Once students do get more familiar with this practice, I will use it again.  It is simple to set up, students enjoyed it, they were able to work collaboratively & get ideas from the questions posted by their peers and the Moodle threads can be used as evidence for the External Verifier (EV) of working together etc.  Also, I think if they get into the habit of adding to forum posts outside the class they will become more involved in the course in general and also create a strong group dynamic.  Other advantages would include being able to access from home if learners are unwell - not just accessing the materials & handouts, but also actually joining in class discussion & interacting with their peers.  It also makes their Moodle site feel 'alive' rather than just being a repository for handouts & power points.

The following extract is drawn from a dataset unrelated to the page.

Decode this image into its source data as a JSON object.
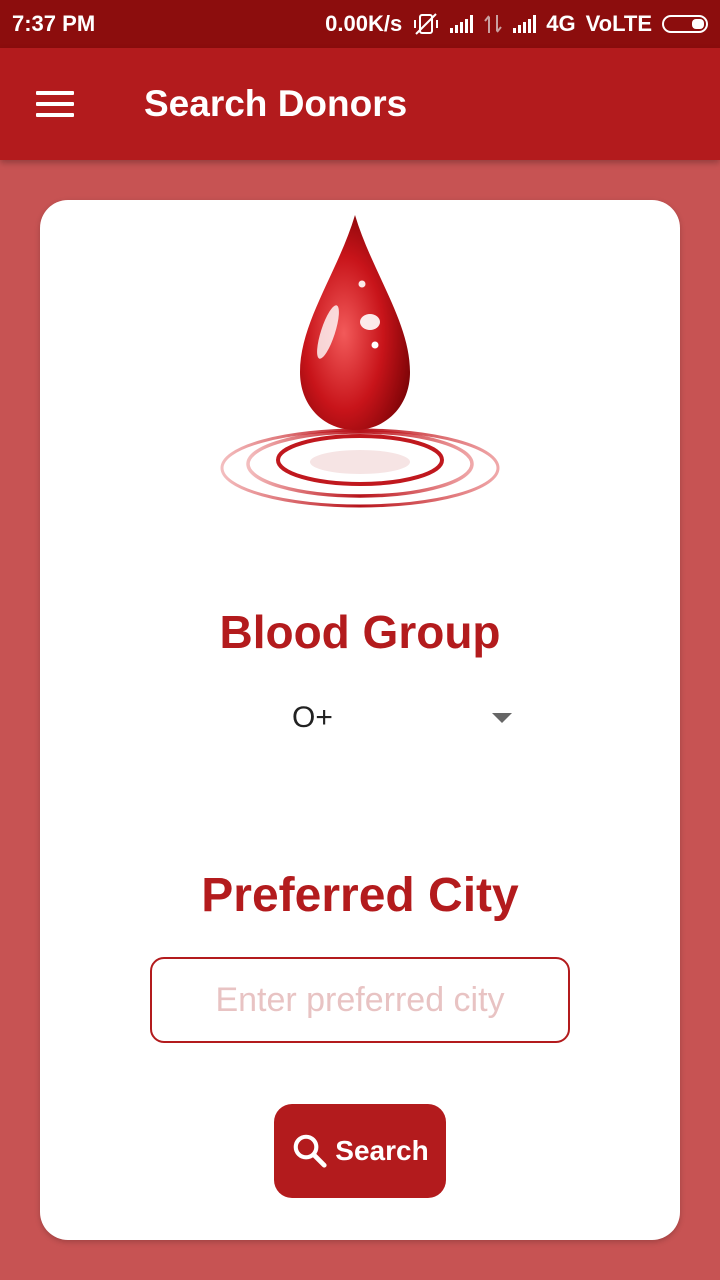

Even though this is a mature group of learners without any 'trouble-makers', we still had a group discussion at the very beginning about the importance of respecting each other's work, of constructive, positive criticism & I think this is crucial with this sort of activity.  "Think before you post!", being very much the motto!

I'm looking forward to continuing it next week & hopefully when we return to it I will remember to allocate more class time to it!

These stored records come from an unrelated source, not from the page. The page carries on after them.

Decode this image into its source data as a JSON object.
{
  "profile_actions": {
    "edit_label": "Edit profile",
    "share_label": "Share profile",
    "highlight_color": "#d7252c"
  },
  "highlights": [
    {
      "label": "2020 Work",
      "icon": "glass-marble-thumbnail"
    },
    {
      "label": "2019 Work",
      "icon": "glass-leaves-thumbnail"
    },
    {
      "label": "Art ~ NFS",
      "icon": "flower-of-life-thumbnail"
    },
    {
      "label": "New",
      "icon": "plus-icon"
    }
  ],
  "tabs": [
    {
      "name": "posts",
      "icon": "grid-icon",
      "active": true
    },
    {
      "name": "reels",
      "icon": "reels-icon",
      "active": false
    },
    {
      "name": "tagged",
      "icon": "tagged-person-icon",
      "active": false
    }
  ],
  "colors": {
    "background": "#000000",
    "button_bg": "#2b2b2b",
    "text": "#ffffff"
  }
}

Thursday, 13 January 2011

Sick Note

So this is my first blog . . . And it feels a bit strange . . .

Background: I am a teacher.  English of many different varieties (Lang. Lit. ESOL / EFL).  I teach in Oxford at the College of Further Education.  I'm also a teacher trainer and I am about to start teaching on a new University Diploma in ILT and we are asking the teachers on the course to record their professional development & reflections on a blog.  There have been some reservations about the idea of "going public", so I thought the least I could do was take part in the same way as all the others.

So this is me.  Going "public".  I suppose I should have a sort of mission statement about what I hope to get from this experiment . . . although I'm not exactly sure yet. Certainly, being able to discuss the technical ins and outs with t.he rest of the course is the main idea at the moment . . . but I do hope that in some sense this will be the tiny acorn from which a great oak of some description springs forth.

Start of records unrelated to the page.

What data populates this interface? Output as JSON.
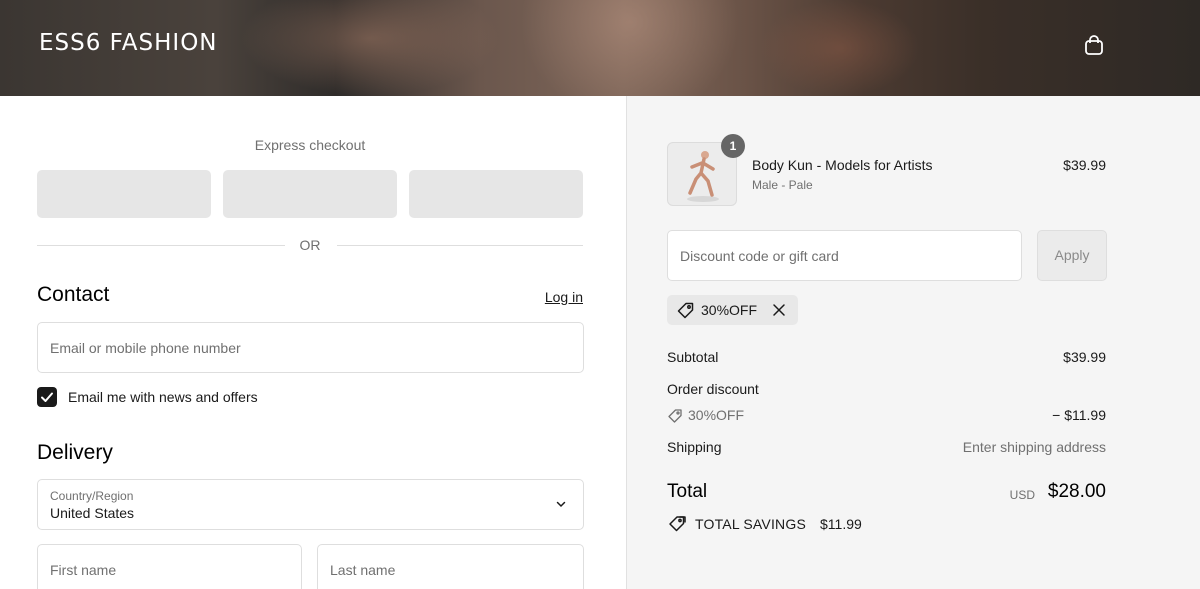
{
  "header": {
    "brand": "ESS6 FASHION",
    "cart_icon": "shopping-bag-icon"
  },
  "express": {
    "label": "Express checkout",
    "or_label": "OR"
  },
  "contact": {
    "title": "Contact",
    "login_link": "Log in",
    "email_placeholder": "Email or mobile phone number",
    "newsletter_label": "Email me with news and offers",
    "newsletter_checked": true
  },
  "delivery": {
    "title": "Delivery",
    "country_label": "Country/Region",
    "country_value": "United States",
    "first_name_placeholder": "First name",
    "last_name_placeholder": "Last name"
  },
  "summary": {
    "product": {
      "quantity": "1",
      "name": "Body Kun - Models for Artists",
      "variant": "Male - Pale",
      "price": "$39.99"
    },
    "discount_input_placeholder": "Discount code or gift card",
    "apply_label": "Apply",
    "applied_code": "30%OFF",
    "subtotal_label": "Subtotal",
    "subtotal_value": "$39.99",
    "order_discount_label": "Order discount",
    "order_discount_code": "30%OFF",
    "order_discount_value": "− $11.99",
    "shipping_label": "Shipping",
    "shipping_value": "Enter shipping address",
    "total_label": "Total",
    "currency": "USD",
    "total_value": "$28.00",
    "savings_label": "TOTAL SAVINGS",
    "savings_value": "$11.99"
  },
  "colors": {
    "summary_bg": "#f5f5f5",
    "border": "#dedede",
    "muted_text": "#707070"
  }
}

Why "sick note"?  Why indeed . . .

Earlier this week, I had my second and third days off sick in 8 years of working at the college.   A murderously bad flu.  So I found myself at home on a Monday (but not on holiday) for maybe the first time in my life and thought it might just be the ideal time to do some low impact work.  I've had a word document with various weblinks & thoughts relating to ILT / multimedia & general use of IT to enhance learning for several years now.  And I add to it at least once a week - often more frequently than that & occasionally a little less frequently.  But its always there.  Being added to.  But never actually used.  I tell myself at work that I must make time to reflect & explore and it's terrible lying to yourself so I though this week - off sick - not at work, but not on holiday - it was time to stop adding to the list and time to start reading it.  Time to join the dots - or at least the disparate array of links and half-thoughts - into something that makes sense.

So this is me.  Starting small . . . armed only with a blog and good thoughts . . . with no particular direction home . . . and certainly in blogworld (for now at least) a complete unknown (with no followers) . . . and surely destined to be . . . like a rolling stone?

So when the ILT Diploma course gets up and running proper and I am forced to be a bit more serious . . . and actually set some vaguely 'SMART(!)' targets & remember this was all inspired by a day off sick and the idea of doing things . . . differently . . . I can rest easy with the fact that my first blog concluded with a bit of Bob Dylan . . . and (stretching things a little now) hope that my "going electric" will be every bit as enjoyable as Bob's . . .  . . . Hmmm - maybe I CAN do 'SMART' targets after all . . . . .

Signing off blog#1 now with a link to someone else who advocates (if not 'going electric') then definitely doing things differently . . .